Talvivaara is Europe's largest opencast nickel mine. Started in 2008, the mine operates 24 hours a day, everyday, in the Kainuu region of Finland, 550 km NNE from Helsinki. Mining, crushing, chemical bio-heap-leaching, and extraction facilities cover and area of 60 sq km, slightly larger than Manhattan Island, NY. Over 30 million tons was mined in 2010 and operations are expected to continue for 45 years, not including cleanup / restoration of the area. Talvivaara also extracts zinc, copper, cobalt, and uranium.

Russian based Norilsk Nickel has a 10 year contract with Talvivaara for nickel and cobalt which is smelted at their plant in Harjavalta. It is documented that heavy metals pollution in the land around Norilsk Nickel's original factory are at such high levels that it would be economically feasible to mine the soil of the area[1].

Numerous problems at Talvivaara include chemical spills, widespread regional air and water contamination and chemical fires at the processing facility. The Economic crimes division of the Oulu Police are now conducting two investigations. Meanwhile, local people have been advised not to use well water for drinking, washing or sauna and complain of skin rashes and other symptoms they believe are due to Talvivaara[2]. The Kainuu Regional Environment Centre has discovered four badly contaminated lakes and three others 'less badly' contaminated[3].

Despite these problems, an application to extract uranium was made by Talvivaara in Feb 2010 and is currently being considered by the Finnish government. A corruption scandal emerged when it was revealed that the Environment Minister of the time, Paula Lehtomäki's family purchased 300,000 euros of Talvivaara shares just before the uranium extraction application[4]. What is virtually ignored is that uranium is already being extracted from the ground, but is not being recovered or separated in concentrated form, a process that causes problems for secondary processors of ore such as Norilsk Nickel, and for locals who will be burdened with radioactive contamination as the uranium is now dumped in the gypsum precipitate pool[5]. It was this pool which suffered a serious leak in early 2010. In February 2011 Cameco, the worlds largest uranium producer, signed a contract with Talvivaara to build the uranium extraction plant. It is expected that 350 tU a year will be produced[6]. Their 45 million euro (US$60million) investment will be repaid by uranium deliveries should approval be granted. The Finnish government is expected to make this decision in the very near future. Euratom and the European Commission have already granted their approval for the uranium processing facility.

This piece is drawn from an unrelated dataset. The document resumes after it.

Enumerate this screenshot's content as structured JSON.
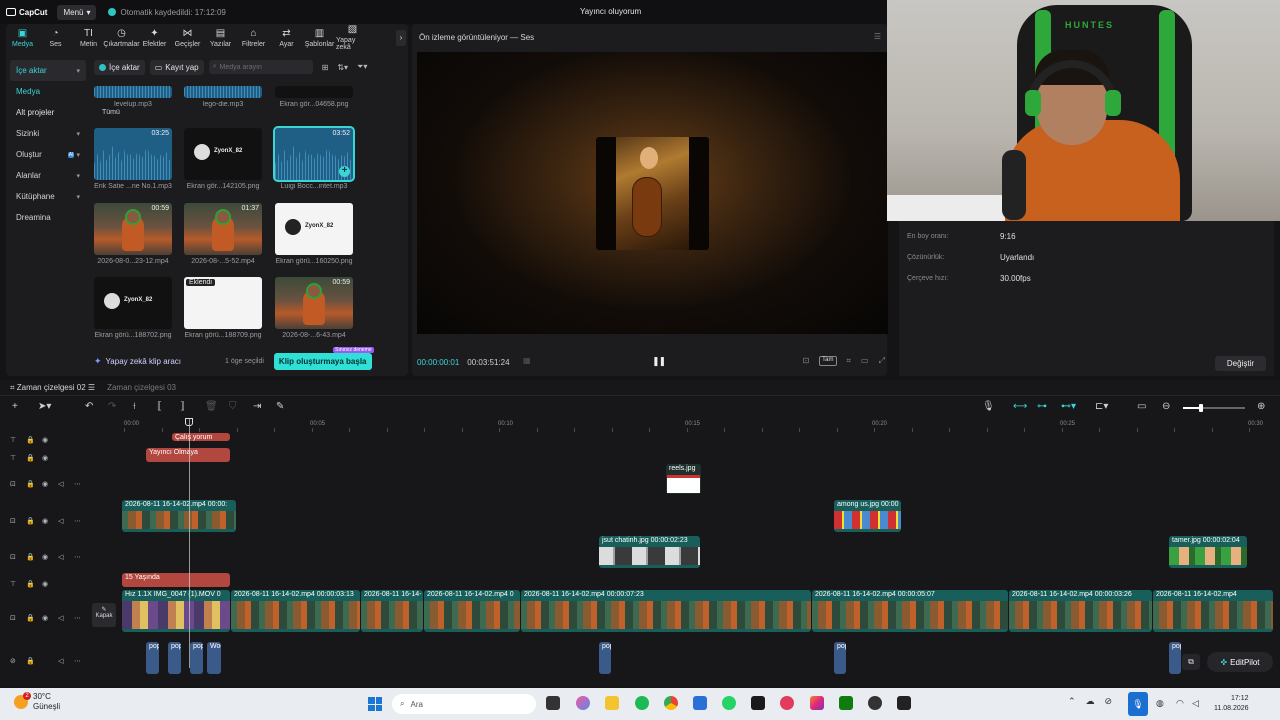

The danger that Finland, and Talvivaara specifically becomes a uranium processing facility is amplified by the large number of uranium claims now soon to be approved or rejected. Many claims for gold or phosphate mining make no mention of the known uranium deposits which will also be extracted, just as Talvivaara neglected to mention uranium in its EIA statements prior to government approval.

According to Talvivaara, "The recovery of uranium will have a positive impact for both Talvivaara and for its home province, Kainuu"[7]. Should the government decide to approve this uranium facility, it will condemn parts of Finland to a toxic and radioactive legacy. Local communities will mourn the loss of their clean nature and tourism, wonder where all the waste will go, but will regrettably, and belatedly discover that nuclear politicians cannot be trusted to represent us.

“Finland is ranked number one mining destination in the world”[8]

Jason Wallace, FindyMedia
15 Feb. 2012

Organisations Opposing Uranium Mining in Finland:


Photos + Video exhibition of 'last residents':

Company Links:

Finnish Government Agencies:

Major Shareholders: